But as I said, I keep thinking about the stupid show and its problematic philosophy of “oh, it’s fine that you ignored me and as a result destroyed something I worked really hard on” and in the course of all that mental gnawing I started to develop an alternative theory. After all, Mr. Lopart is a fop and a buffoon, so maybe even the tiniest of minds wouldn’t necessarily look to him as a role model and the takeaway I’m seeing is neither intended nor received. Manny is the hero, I remind myself, and ergo the role model. So what lesson is Manny really teaching the kiddies?
Zen-like calm in the face of idiots.
I mean, the fact is, Manny did his best at every point from painting the ball to trying to save it from Mr. Lopart’s butterfingered clutches, but things went south anyway, and once that happened, you know, yelling at Mr. Lopart or punishing him in any way wouldn’t put the ball back together again. Manny is quick to forgive and move on and, I swear, I strive to be the same way myself, because just about every other approach just leads to more trouble than it’s worth. The fact is that the world is full of Mr. Loparts, numbskulls who should know better but don’t, who won’t take well-intentioned advice or accept genuinely useful help, and who muck things up for everyone else. Even with the heaviest enforcement of consequences, the world remains full of that particular breed of moron. And the best advice I can give for dealing with people like that is to accept that they will never, ever change, keep your own head on straight, and get over it. Which is exactly what Manny does.
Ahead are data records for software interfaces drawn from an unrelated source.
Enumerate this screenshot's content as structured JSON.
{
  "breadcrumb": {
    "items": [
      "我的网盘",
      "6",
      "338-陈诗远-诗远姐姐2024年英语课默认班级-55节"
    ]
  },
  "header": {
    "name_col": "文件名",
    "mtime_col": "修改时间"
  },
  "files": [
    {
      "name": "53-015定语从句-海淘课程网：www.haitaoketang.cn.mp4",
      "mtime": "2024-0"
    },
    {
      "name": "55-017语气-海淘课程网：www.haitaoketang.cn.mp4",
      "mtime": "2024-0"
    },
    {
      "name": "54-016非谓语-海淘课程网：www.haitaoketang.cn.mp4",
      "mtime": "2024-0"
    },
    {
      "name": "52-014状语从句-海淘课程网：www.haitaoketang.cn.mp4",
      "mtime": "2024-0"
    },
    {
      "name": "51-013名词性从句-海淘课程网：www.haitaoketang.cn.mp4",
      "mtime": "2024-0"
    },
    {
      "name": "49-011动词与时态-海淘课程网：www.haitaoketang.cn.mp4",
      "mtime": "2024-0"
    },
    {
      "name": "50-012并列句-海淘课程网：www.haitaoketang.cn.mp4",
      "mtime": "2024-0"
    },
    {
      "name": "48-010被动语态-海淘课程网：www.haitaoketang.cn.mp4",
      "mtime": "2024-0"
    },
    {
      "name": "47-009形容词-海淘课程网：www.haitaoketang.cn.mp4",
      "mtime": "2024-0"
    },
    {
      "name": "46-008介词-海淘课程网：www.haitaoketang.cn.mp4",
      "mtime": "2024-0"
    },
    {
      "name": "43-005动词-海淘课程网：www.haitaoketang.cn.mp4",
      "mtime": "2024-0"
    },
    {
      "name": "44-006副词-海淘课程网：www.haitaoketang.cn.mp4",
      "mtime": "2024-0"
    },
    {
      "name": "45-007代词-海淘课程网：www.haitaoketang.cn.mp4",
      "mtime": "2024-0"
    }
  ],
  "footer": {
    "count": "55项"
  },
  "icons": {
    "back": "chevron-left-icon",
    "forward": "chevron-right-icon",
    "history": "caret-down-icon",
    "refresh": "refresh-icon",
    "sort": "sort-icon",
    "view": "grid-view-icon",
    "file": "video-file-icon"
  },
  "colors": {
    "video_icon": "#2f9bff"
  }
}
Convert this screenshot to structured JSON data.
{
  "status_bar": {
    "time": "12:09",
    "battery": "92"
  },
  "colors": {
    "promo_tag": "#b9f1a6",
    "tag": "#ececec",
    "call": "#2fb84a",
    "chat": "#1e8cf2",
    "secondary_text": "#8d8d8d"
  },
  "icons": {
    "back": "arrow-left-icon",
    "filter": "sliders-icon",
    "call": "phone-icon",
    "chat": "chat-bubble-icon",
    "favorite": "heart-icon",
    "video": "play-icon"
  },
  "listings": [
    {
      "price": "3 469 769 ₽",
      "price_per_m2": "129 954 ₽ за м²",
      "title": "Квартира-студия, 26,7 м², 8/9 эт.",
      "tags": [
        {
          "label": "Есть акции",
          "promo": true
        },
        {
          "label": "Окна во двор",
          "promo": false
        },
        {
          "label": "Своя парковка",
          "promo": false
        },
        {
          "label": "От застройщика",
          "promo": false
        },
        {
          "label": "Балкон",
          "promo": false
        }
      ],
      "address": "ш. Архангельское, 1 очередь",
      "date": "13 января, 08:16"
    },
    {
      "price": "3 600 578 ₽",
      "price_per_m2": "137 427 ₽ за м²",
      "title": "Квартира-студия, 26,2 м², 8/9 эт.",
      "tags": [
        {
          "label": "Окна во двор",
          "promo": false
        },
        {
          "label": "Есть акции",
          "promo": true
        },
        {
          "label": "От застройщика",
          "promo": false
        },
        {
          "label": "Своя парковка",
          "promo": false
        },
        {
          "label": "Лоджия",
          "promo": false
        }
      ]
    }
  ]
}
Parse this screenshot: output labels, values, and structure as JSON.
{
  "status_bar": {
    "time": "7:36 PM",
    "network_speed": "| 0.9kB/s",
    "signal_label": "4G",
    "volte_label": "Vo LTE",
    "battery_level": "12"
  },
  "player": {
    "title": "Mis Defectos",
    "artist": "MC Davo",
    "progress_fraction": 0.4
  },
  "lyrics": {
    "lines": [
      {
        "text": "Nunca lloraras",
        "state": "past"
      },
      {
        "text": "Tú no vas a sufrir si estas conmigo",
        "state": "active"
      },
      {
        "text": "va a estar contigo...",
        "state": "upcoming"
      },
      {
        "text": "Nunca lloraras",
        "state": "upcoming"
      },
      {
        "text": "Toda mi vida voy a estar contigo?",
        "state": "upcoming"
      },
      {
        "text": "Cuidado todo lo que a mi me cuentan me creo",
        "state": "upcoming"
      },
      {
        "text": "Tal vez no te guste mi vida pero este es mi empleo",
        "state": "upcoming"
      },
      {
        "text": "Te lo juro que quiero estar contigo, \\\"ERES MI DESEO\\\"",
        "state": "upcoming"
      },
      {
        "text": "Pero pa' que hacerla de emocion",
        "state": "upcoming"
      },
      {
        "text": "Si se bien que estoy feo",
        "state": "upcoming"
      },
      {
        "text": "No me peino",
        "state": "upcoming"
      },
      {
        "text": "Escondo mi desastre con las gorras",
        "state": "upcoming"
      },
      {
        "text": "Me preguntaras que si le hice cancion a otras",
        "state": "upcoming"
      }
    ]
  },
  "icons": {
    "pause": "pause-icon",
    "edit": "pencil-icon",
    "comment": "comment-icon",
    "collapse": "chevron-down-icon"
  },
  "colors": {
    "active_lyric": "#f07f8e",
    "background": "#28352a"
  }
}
You have no idea how much I totally want to believe that the life lesson of “do your best, and don’t let the feebs get you down no matter what” is what the Handy Manny writers were going for. Because that’s a philosophy I’m happy to have the tv impart on my little guy while I laze away beside him.